Around 10 million people suffer from Parkinson's worldwide and in the UK 153,000 people are thought to be living with the condition.

The disease is difficult to diagnose in its early stages because there is currently no test, and symptoms such as tremors, mild memory and thinking problems, and sleep problems vary from person to person and can often be confused with other diseases.

Previous research has shown that this technique is able to distinguish between Parkinson's and multiple system atrophy, offering hope for managing these diseases “which appear clinically similar but have very different prognoses.”

The study followed 428 people, aged 40 to 99, with a clinical diagnosis of Parkinson's disease, dementia with Lewy bodies, multiple system atrophy and pure autonomic failure, with three skin biopsies collected from each patient. 3 mm, through neck, knee and ankle puncture. Those with dementia with Lewy bodies and multiple system atrophy and pure autonomic failure tested 96 percent and 98 percent and 100 percent positive for the abnormal protein, the researchers said.
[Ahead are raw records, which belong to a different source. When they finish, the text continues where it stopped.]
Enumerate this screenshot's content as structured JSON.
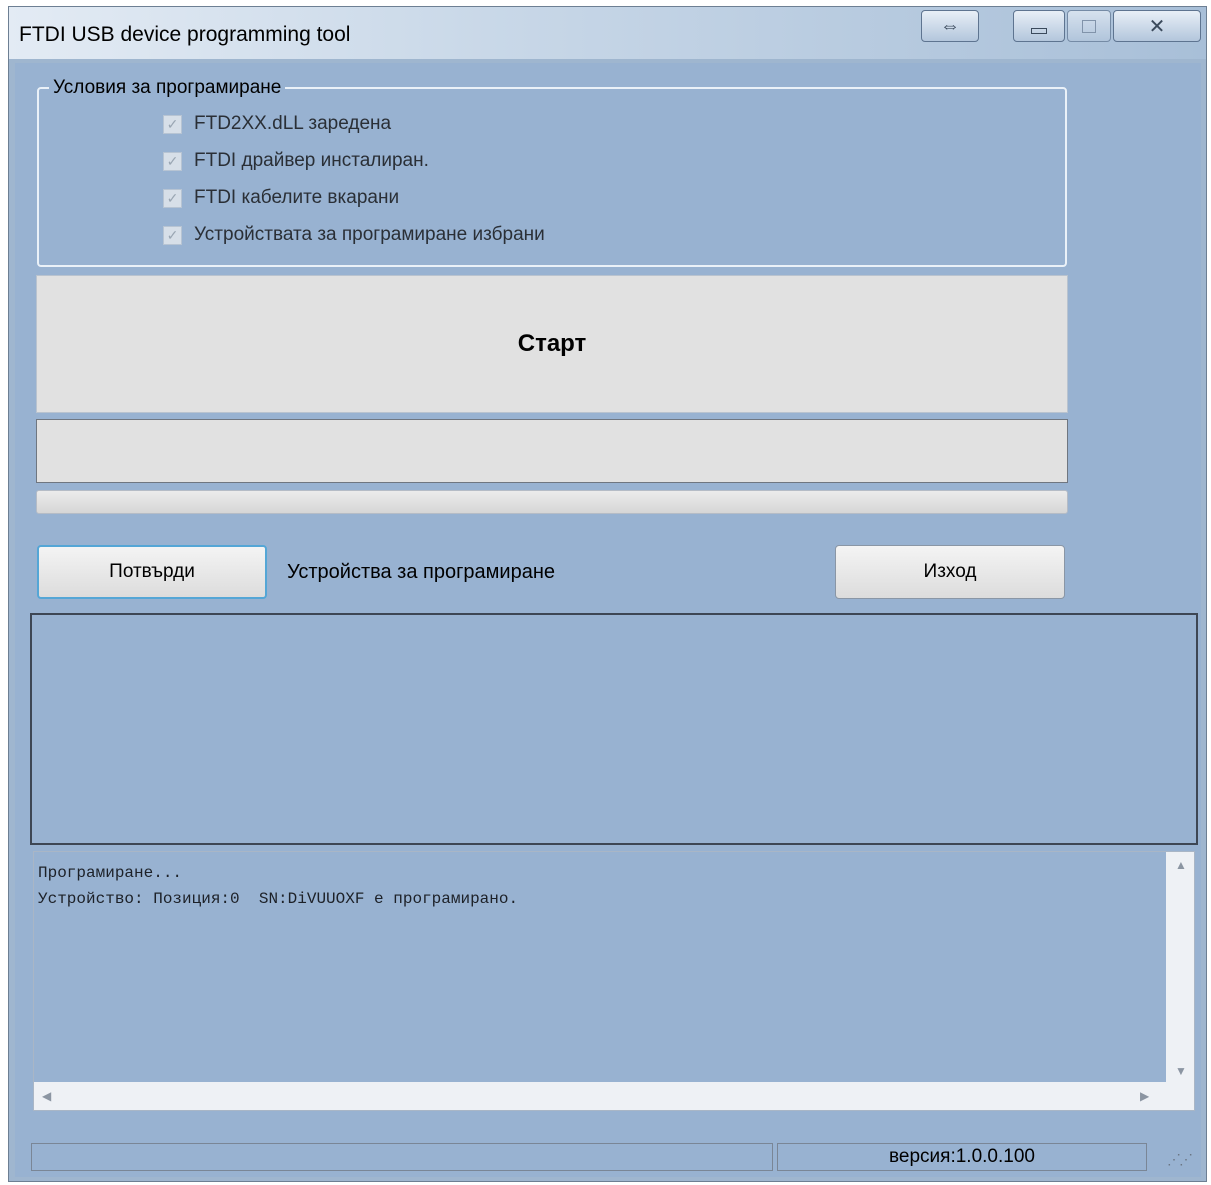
{
  "window": {
    "title": "FTDI USB device programming tool"
  },
  "conditions": {
    "legend": "Условия за програмиране",
    "items": [
      {
        "label": "FTD2XX.dLL заредена",
        "checked": true
      },
      {
        "label": "FTDI драйвер инсталиран.",
        "checked": true
      },
      {
        "label": "FTDI кабелите вкарани",
        "checked": true
      },
      {
        "label": "Устройствата за програмиране избрани",
        "checked": true
      }
    ]
  },
  "start_button": {
    "label": "Старт"
  },
  "confirm_button": {
    "label": "Потвърди"
  },
  "devices_label": "Устройства за програмиране",
  "exit_button": {
    "label": "Изход"
  },
  "log": {
    "lines": [
      "Програмиране...",
      "Устройство: Позиция:0  SN:DiVUUOXF е програмирано."
    ]
  },
  "status": {
    "version": "версия:1.0.0.100"
  },
  "icons": {
    "resize": "resize-arrows-icon",
    "minimize": "minimize-icon",
    "maximize": "maximize-icon",
    "close": "close-icon",
    "check": "checkmark-icon",
    "scroll_up": "scroll-up-arrow-icon",
    "scroll_down": "scroll-down-arrow-icon",
    "scroll_left": "scroll-left-arrow-icon",
    "scroll_right": "scroll-right-arrow-icon",
    "grip": "size-grip-icon"
  }
}
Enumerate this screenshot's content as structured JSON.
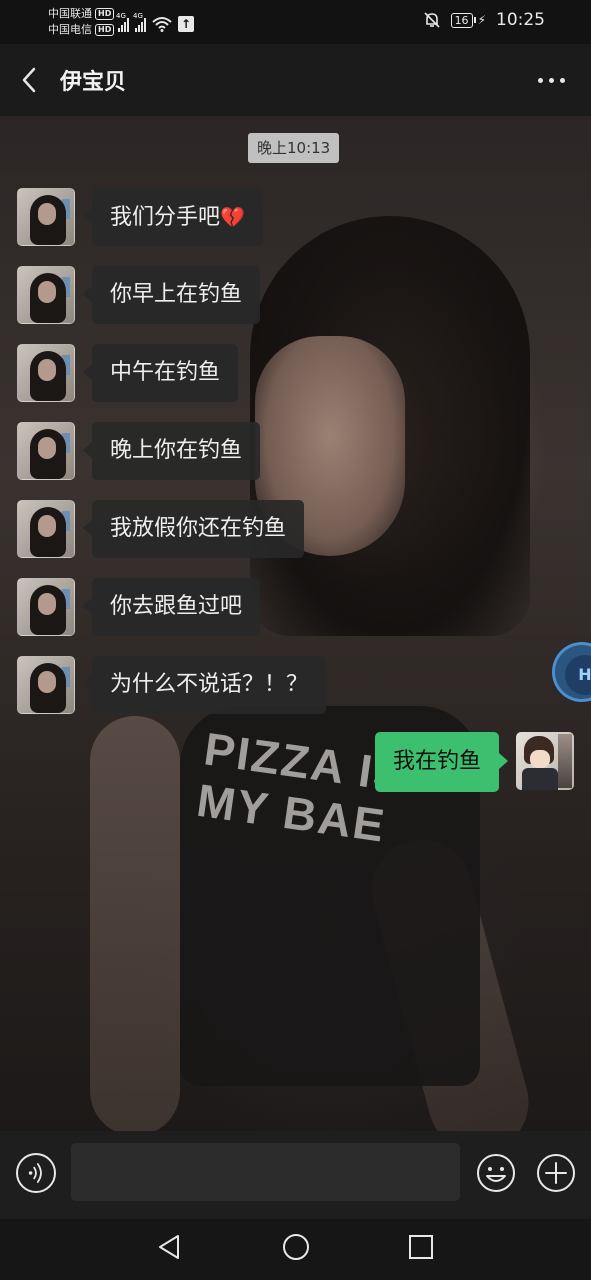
{
  "status_bar": {
    "carrier1": "中国联通",
    "carrier2": "中国电信",
    "hd": "HD",
    "net1": "4G",
    "net2": "4G",
    "battery": "16",
    "time": "10:25"
  },
  "header": {
    "title": "伊宝贝"
  },
  "background_print": {
    "line1": "PIZZA IS",
    "line2": "MY BAE"
  },
  "chat": {
    "timestamp": "晚上10:13",
    "messages": [
      {
        "side": "left",
        "text": "我们分手吧",
        "emoji": "💔"
      },
      {
        "side": "left",
        "text": "你早上在钓鱼"
      },
      {
        "side": "left",
        "text": "中午在钓鱼"
      },
      {
        "side": "left",
        "text": "晚上你在钓鱼"
      },
      {
        "side": "left",
        "text": "我放假你还在钓鱼"
      },
      {
        "side": "left",
        "text": "你去跟鱼过吧"
      },
      {
        "side": "left",
        "text": "为什么不说话？！？"
      },
      {
        "side": "right",
        "text": "我在钓鱼"
      }
    ]
  },
  "input_bar": {
    "value": ""
  },
  "floating_button": {
    "label": "H"
  },
  "icons": {
    "back": "chevron-left-icon",
    "more": "more-icon",
    "voice": "voice-icon",
    "emoji": "emoji-icon",
    "plus": "plus-icon",
    "nav_back": "triangle-back-icon",
    "nav_home": "circle-home-icon",
    "nav_recent": "square-recent-icon"
  },
  "colors": {
    "sent_bubble": "#3cbf6e",
    "received_bubble": "#282828",
    "background": "#111111"
  }
}
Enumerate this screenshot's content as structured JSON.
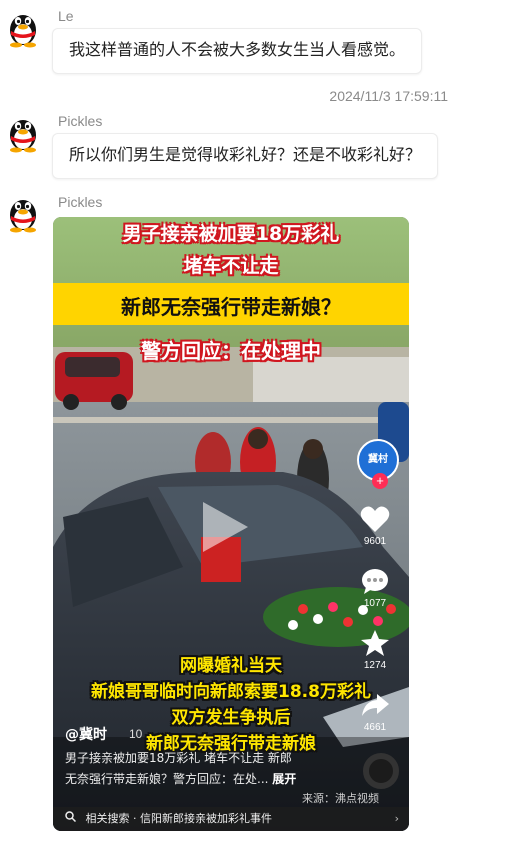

Lead study author Roy Freeman, director of the Center for Autonomic and Peripheral Nerve Disorders at Beth Israel Deaconess Medical Center in the US and professor of neurology at Harvard Medical School, said the team was delighted with the accuracy of this diagnostic test.

“Parkinson's disease and its subgroup of progressive neurodegenerative diseases show a gradual progression, but alpha-synuclein is present in the skin even in the earliest stages,” Roy Freeman said.

The researchers believe, however, that further research is needed to validate the results and to characterize them “potential role of skin biopsy for detection of P-SYN in clinical care”.

Commenting on the study, Dr Katherine Fletcher, Research Communications Lead at Parkinson's UK, said: “This study is one of many looking to find a simple way to more accurately and objectively identify and measure neurodegenerative conditions like Parkinson's. (…) However, the test still needs to be perfected to better understand its accuracy and sensitivity to detect the different conditions and at what stage they are”.

“Research into these types of tests is extremely important not only to improve diagnosis, but also to help accelerate the search for new and better treatments that will transform the lives of those living with Parkinson's.” Dr. Katherine Fletcher also stated.